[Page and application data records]
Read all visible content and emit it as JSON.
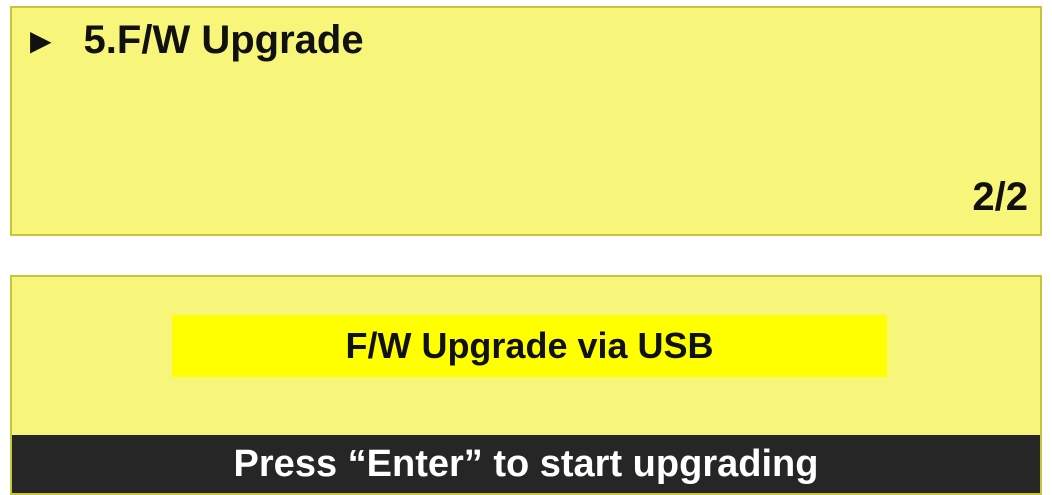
{
  "screen1": {
    "pointer_glyph": "▶",
    "menu_item": "5.F/W Upgrade",
    "page_indicator": "2/2"
  },
  "screen2": {
    "title": "F/W Upgrade via USB",
    "prompt": "Press “Enter” to start upgrading"
  },
  "colors": {
    "lcd_background": "#f7f67a",
    "highlight": "#ffff00",
    "prompt_bar": "#262626",
    "prompt_text": "#ffffff"
  }
}
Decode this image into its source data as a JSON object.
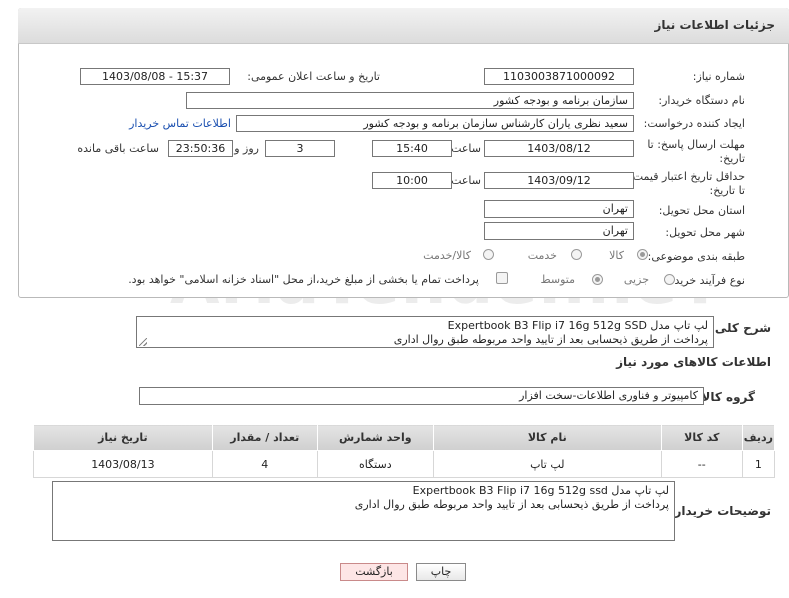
{
  "panel": {
    "title": "جزئیات اطلاعات نیاز"
  },
  "fields": {
    "need_number": {
      "label": "شماره نیاز:",
      "value": "1103003871000092"
    },
    "announce": {
      "label": "تاریخ و ساعت اعلان عمومی:",
      "value": "1403/08/08 - 15:37"
    },
    "buyer_org": {
      "label": "نام دستگاه خریدار:",
      "value": "سازمان برنامه و بودجه کشور"
    },
    "requester": {
      "label": "ایجاد کننده درخواست:",
      "value": "سعید نظری یاران کارشناس سازمان برنامه و بودجه کشور",
      "link": "اطلاعات تماس خریدار"
    },
    "deadline": {
      "label": "مهلت ارسال پاسخ: تا تاریخ:",
      "date": "1403/08/12",
      "time_label": "ساعت",
      "time": "15:40",
      "days": "3",
      "days_label": "روز و",
      "remaining": "23:50:36",
      "remaining_label": "ساعت باقی مانده"
    },
    "validity": {
      "label": "حداقل تاریخ اعتبار قیمت: تا تاریخ:",
      "date": "1403/09/12",
      "time_label": "ساعت",
      "time": "10:00"
    },
    "province": {
      "label": "استان محل تحویل:",
      "value": "تهران"
    },
    "city": {
      "label": "شهر محل تحویل:",
      "value": "تهران"
    },
    "category": {
      "label": "طبقه بندی موضوعی:",
      "options": [
        "کالا",
        "خدمت",
        "کالا/خدمت"
      ],
      "selected": "کالا"
    },
    "process": {
      "label": "نوع فرآیند خرید :",
      "options": [
        "جزیی",
        "متوسط"
      ],
      "note": "پرداخت تمام یا بخشی از مبلغ خرید،از محل \"اسناد خزانه اسلامی\" خواهد بود."
    }
  },
  "summary": {
    "label": "شرح کلی نیاز:",
    "line1": "لپ تاپ مدل Expertbook B3 Flip i7 16g 512g SSD",
    "line2": "پرداخت از طریق ذیحسابی بعد از تایید واحد مربوطه طبق روال اداری"
  },
  "goods_info": {
    "title": "اطلاعات کالاهای مورد نیاز"
  },
  "goods_group": {
    "label": "گروه کالا:",
    "value": "کامپیوتر و فناوری اطلاعات-سخت افزار"
  },
  "table": {
    "headers": [
      "ردیف",
      "کد کالا",
      "نام کالا",
      "واحد شمارش",
      "تعداد / مقدار",
      "تاریخ نیاز"
    ],
    "rows": [
      [
        "1",
        "--",
        "لپ تاپ",
        "دستگاه",
        "4",
        "1403/08/13"
      ]
    ]
  },
  "buyer_notes": {
    "label": "توضیحات خریدار:",
    "line1": "لپ تاپ مدل Expertbook B3 Flip i7 16g 512g ssd",
    "line2": "پرداخت از طریق ذیحسابی بعد از تایید واحد مربوطه طبق روال اداری"
  },
  "buttons": {
    "print": "چاپ",
    "back": "بازگشت"
  },
  "watermark": "AriaTender.neT"
}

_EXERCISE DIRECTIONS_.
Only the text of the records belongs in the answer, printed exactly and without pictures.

_RESULT_.
Read all visible content and emit it as JSON.
{
  "screen1": {
    "pointer_glyph": "▶",
    "menu_item": "5.F/W Upgrade",
    "page_indicator": "2/2"
  },
  "screen2": {
    "title": "F/W Upgrade via USB",
    "prompt": "Press “Enter” to start upgrading"
  },
  "colors": {
    "lcd_background": "#f7f67a",
    "highlight": "#ffff00",
    "prompt_bar": "#262626",
    "prompt_text": "#ffffff"
  }
}
Decode this image into its source data as a JSON object.
{
  "panel": {
    "title": "جزئیات اطلاعات نیاز"
  },
  "fields": {
    "need_number": {
      "label": "شماره نیاز:",
      "value": "1103003871000092"
    },
    "announce": {
      "label": "تاریخ و ساعت اعلان عمومی:",
      "value": "1403/08/08 - 15:37"
    },
    "buyer_org": {
      "label": "نام دستگاه خریدار:",
      "value": "سازمان برنامه و بودجه کشور"
    },
    "requester": {
      "label": "ایجاد کننده درخواست:",
      "value": "سعید نظری یاران کارشناس سازمان برنامه و بودجه کشور",
      "link": "اطلاعات تماس خریدار"
    },
    "deadline": {
      "label": "مهلت ارسال پاسخ: تا تاریخ:",
      "date": "1403/08/12",
      "time_label": "ساعت",
      "time": "15:40",
      "days": "3",
      "days_label": "روز و",
      "remaining": "23:50:36",
      "remaining_label": "ساعت باقی مانده"
    },
    "validity": {
      "label": "حداقل تاریخ اعتبار قیمت: تا تاریخ:",
      "date": "1403/09/12",
      "time_label": "ساعت",
      "time": "10:00"
    },
    "province": {
      "label": "استان محل تحویل:",
      "value": "تهران"
    },
    "city": {
      "label": "شهر محل تحویل:",
      "value": "تهران"
    },
    "category": {
      "label": "طبقه بندی موضوعی:",
      "options": [
        "کالا",
        "خدمت",
        "کالا/خدمت"
      ],
      "selected": "کالا"
    },
    "process": {
      "label": "نوع فرآیند خرید :",
      "options": [
        "جزیی",
        "متوسط"
      ],
      "note": "پرداخت تمام یا بخشی از مبلغ خرید،از محل \"اسناد خزانه اسلامی\" خواهد بود."
    }
  },
  "summary": {
    "label": "شرح کلی نیاز:",
    "line1": "لپ تاپ مدل Expertbook B3 Flip i7 16g 512g SSD",
    "line2": "پرداخت از طریق ذیحسابی بعد از تایید واحد مربوطه طبق روال اداری"
  },
  "goods_info": {
    "title": "اطلاعات کالاهای مورد نیاز"
  },
  "goods_group": {
    "label": "گروه کالا:",
    "value": "کامپیوتر و فناوری اطلاعات-سخت افزار"
  },
  "table": {
    "headers": [
      "ردیف",
      "کد کالا",
      "نام کالا",
      "واحد شمارش",
      "تعداد / مقدار",
      "تاریخ نیاز"
    ],
    "rows": [
      [
        "1",
        "--",
        "لپ تاپ",
        "دستگاه",
        "4",
        "1403/08/13"
      ]
    ]
  },
  "buyer_notes": {
    "label": "توضیحات خریدار:",
    "line1": "لپ تاپ مدل Expertbook B3 Flip i7 16g 512g ssd",
    "line2": "پرداخت از طریق ذیحسابی بعد از تایید واحد مربوطه طبق روال اداری"
  },
  "buttons": {
    "print": "چاپ",
    "back": "بازگشت"
  },
  "watermark": "AriaTender.neT"
}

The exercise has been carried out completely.